  • Through their Project Corazon, Lawyers for Good Government has sent nearly 40 volunteer attorneys to the border over the past year. Their team has also provided remote assistance to individuals needing help with credible fear interviews, brief-writing and remote bond proceedings. They are accepting donations.
  • Lutheran Immigration and Refugee Services has a Welcome & Respite program that takes in migrants recently released by ICE at bus stations to offer them hot meals, a place to sleep, assistance organizing their  journey and shoelaces. They also provide both short-term and long-term foster services for unaccompanied migrant children.
  • The El Paso-based Las Americas Immigrant Advocacy Center provides legal representation to asylum seekers. It’s accepting donations.

  • RAICES is a nonprofit that provides free and low-cost legal services to immigrant children, families and refugees in Texas. It’s accepting donations and volunteers at its website.

  • South Texas Pro Bono Asylum Representation Project is looking for volunteers and attorneys (even ones not experienced in immigration law) to provide legal services to asylum seekers detained in South Texas.

  • Texas Civil Rights Project is looking for bilingual attorneys who can help represent detained and separated parents during their immigration proceedings.

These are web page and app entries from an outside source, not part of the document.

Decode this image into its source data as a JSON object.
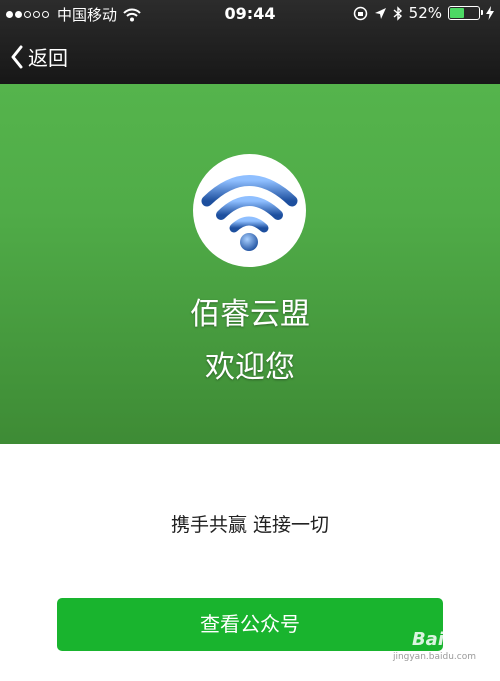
{
  "status_bar": {
    "carrier": "中国移动",
    "time": "09:44",
    "battery_percent": "52%",
    "battery_level": 0.52,
    "icons": [
      "signal-dots-icon",
      "wifi-icon",
      "rotation-lock-icon",
      "location-arrow-icon",
      "bluetooth-icon",
      "battery-icon",
      "charging-bolt-icon"
    ]
  },
  "nav": {
    "back_label": "返回",
    "back_icon": "chevron-left-icon"
  },
  "banner": {
    "logo_icon": "wifi-logo-icon",
    "title_line1": "佰睿云盟",
    "title_line2": "欢迎您",
    "colors": {
      "banner_top": "#55b44c",
      "banner_bottom": "#3e8b35"
    }
  },
  "main": {
    "slogan": "携手共赢 连接一切"
  },
  "action": {
    "button_label": "查看公众号",
    "button_color": "#19b42e"
  },
  "watermark": {
    "brand": "Bai经验",
    "url": "jingyan.baidu.com"
  }
}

  • Texas Impact’s “Courts & Ports” program takes small groups to Brownsville every week for court observation, ministers to asylum-seekers awaiting entry into the U.S., and volunteers at direct-service sites.

  • Texas RioGrande Legal Aid provides provides free legal services to low-income people seeking immigration assistance. 

  • Team Brownsville is a nonprofit at the border that delivers food to asylum-seekers at the international bridges who have been blocked from seeking asylum in the U.S.
  • The Children’s Immigration Law Academy has pro bono attorneys representing children in immigration-related proceedings. It’s also providing specialized training to legal service providers and volunteers who are serving unaccompanied immigrant children.

  • The Human Rights Initiative of North Texas provides free legal services to immigrants who are seeking asylum in the U.S. and immigrants who are victims of violence.

  • The Migrant Center for Human Rights is providing free and low-cost legal services for detained asylum seekers in Texas.

  • The Thanks-Giving Foundation is taking volunteers and donations to help with the Oak Lawn Methodist Church Respite Center. The center is where some of the overflow asylum seekers are being sent from El Paso while en route to their families and sponsors in the U.S.

  • The Val Verde Border Humanitarian Coalition supports refugees by providing them with access to phones, restrooms, showers, laundry and warm meals. 

  • YMCA International Services has teams of lawyers visiting detention centers, adjudicates many migrant release and asylum cases, and provides resettlement services like cash assistance and case management for those receiving asylum. They are located in the Houston area.
  • The Young Center for Immigrant Children’s Rights is accepting donations that will go toward providing more child advocates for immigrant kids inside the detention centers weekly and accompany them to immigration proceedings.

  • Together Rising is collecting money that'll go toward defenders, prosecutors and advocates who are working to reunify immigrant children with their families.

What are we missing? Let us know at asamuels@texastribune.org.